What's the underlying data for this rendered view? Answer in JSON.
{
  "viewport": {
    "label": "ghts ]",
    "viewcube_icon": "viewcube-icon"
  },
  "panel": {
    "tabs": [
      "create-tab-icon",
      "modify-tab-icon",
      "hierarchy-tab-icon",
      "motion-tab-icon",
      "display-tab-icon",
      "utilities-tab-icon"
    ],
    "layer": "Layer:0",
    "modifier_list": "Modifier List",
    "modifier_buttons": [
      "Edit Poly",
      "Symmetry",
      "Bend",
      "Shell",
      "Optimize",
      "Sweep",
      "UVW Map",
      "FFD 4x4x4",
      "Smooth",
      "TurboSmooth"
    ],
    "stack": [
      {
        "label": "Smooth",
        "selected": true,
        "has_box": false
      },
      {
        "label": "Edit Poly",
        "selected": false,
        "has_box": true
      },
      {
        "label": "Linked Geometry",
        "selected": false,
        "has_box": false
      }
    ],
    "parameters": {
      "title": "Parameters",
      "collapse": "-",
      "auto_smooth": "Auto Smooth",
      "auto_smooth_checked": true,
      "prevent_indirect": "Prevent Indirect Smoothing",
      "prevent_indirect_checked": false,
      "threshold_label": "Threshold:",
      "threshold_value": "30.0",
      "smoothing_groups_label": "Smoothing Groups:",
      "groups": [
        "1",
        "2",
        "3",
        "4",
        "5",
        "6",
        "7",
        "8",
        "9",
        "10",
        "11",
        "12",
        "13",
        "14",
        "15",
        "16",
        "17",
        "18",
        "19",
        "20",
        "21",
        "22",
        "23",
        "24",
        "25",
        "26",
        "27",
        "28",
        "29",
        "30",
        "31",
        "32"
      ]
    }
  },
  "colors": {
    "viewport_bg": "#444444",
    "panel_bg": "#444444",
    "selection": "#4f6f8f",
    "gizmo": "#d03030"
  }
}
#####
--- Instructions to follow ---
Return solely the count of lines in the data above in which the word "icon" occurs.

--- Your solution ---
7